He went on to write a book based around the idea, A new Discourse on a Stale Subject called the Metamorphosis of Ajax, which was printed in1596. A list of materials for the building of the invention was included, as well as a picture of the finished article, complete with fish swimming in the cistern. However, the main part of the book was actually concerned with cleanliness of both body and mind – John nicknamed himself Misacmos, ‘hater of filth’ – which included clearing the names of some of John’s relatives, suspected of being Catholic recusants. It also contained some very unflattering comments about several courtiers, one of them the recently deceased Earl of Leicester. Once again, John was dismissed from court, with instructions to grow more ‘sober’ – although by 1598 the Queen was beginning to thaw.

In 1599 John accompanied the Earl of Essex, Robert Devereux, to Ireland, where his involvement in ‘action’ led to Essex knighting him. True to form, John couldn’t resist a joke, and the entry in the Calendar of State Papers was for Sir ‘Ajax’ Harington. But the Queen was displeased at Essex’s handling of the Irish campaign, and John narrowly avoided imprisonment in the Fleet prison as a result. Luck was on his side – after some days of being rebuffed, Elizabeth eventually granted him an audience. And the knighthood remained.  

So did John’s capacity for getting into trouble, which included a suit brought against him by his brother-in-law for stealing goods and a spell of imprisonment for debt after standing surety for his disgraced cousin Griffin Markham. Fortunately, the outcomes of both crises were in his favour, and in 1603 King James I created him a Knight of the Bath.

Although John made sure to be attentive to his new monarch, it seems to have been James’ son, Prince Henry, who was his main interest. John’s Epigrams of 1600, witty, acerbic and touching in various measures, was dedicated to the Prince in 1605, and John wrote him letters and translated and annotated texts for his edification, including several works relating to religion. John had a deep interest in theology, and supplemented it with practicality, such as drawing attention, in 1608, to the need for more money to restore Bath Abbey.

Bath Abbey today; by Wikipedia user Bluedog423

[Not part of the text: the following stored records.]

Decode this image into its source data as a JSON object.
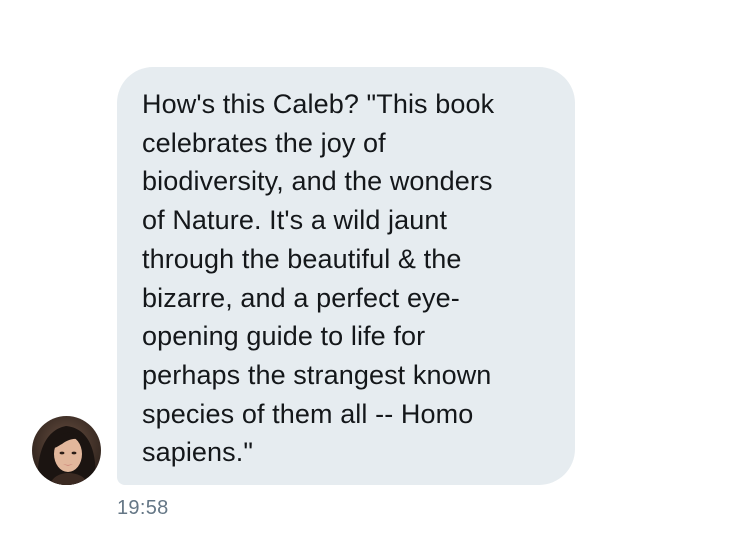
{
  "message": {
    "text": "How's this Caleb? \"This book\ncelebrates the joy of\nbiodiversity, and the wonders\nof Nature. It's a wild jaunt\nthrough the beautiful & the\nbizarre, and a perfect eye-\nopening guide to life for\nperhaps the strangest known\nspecies of them all -- Homo\nsapiens.\"",
    "timestamp": "19:58"
  },
  "colors": {
    "bubble_background": "#e6ecf0",
    "text": "#14171a",
    "timestamp": "#657786"
  },
  "sender": {
    "avatar_icon": "user-avatar-photo"
  }
}
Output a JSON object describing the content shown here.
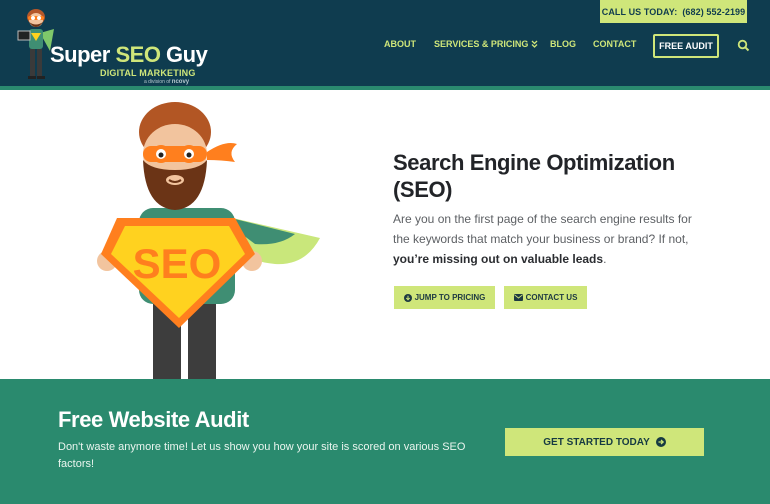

Even while still in his early forties, John had been troubled with lameness enough to call himself a ‘cripple’, and a couple of years later he was ‘olde and infirme’. Whatever ailment he suffered from, it was long-lasting: in May 1612 he was conveyed to the healing spa of Bath ‘sick of a dead palsy’. He eventually returned to Kelston, and managed to compose more letters to Prince Henry, who died on the 6th November that year. Two weeks later, on the 20th, John himself died.

His funeral was held on December 1st – the feast day of Edmund Campion. He was buried in the parish church of St. Nicholas, with a grave slab which reads simply ‘In memory of Sir John Harington, knight, 1612’. Originally his grave was located within the communion rails, but during the Victorian rebuilding of the church, the slab at least was relocated into the churchyard, where it still stands.

Tomorrow, November the 20th, marks the 400th anniversary of Sir John’s death. But because you can’t keep a good legend down, I’m posting this today, which just happens to be World Toilet Day – an event aiming to promote accessible and clean toilet facilities for all. I like to think Sir John would approve. 

Sir John in the early 1590s; used under the NPG's CC licence


Collinson, J. (1791) The History and Antiquities of the County of Somerset, Bath, R. Cruttwell
Grimble, I. (1957) The Harington Family, London, Jonathan Cape
Jesse, G. (1866) Researches into the History of the British Dog, London, Robert Hardwick
Kilroy, G. (2009) The Epigrams of Sir John Harington, Farnham, Ashgate
Pudney, J. (1955) The Smallest Room, London, Michael Joseph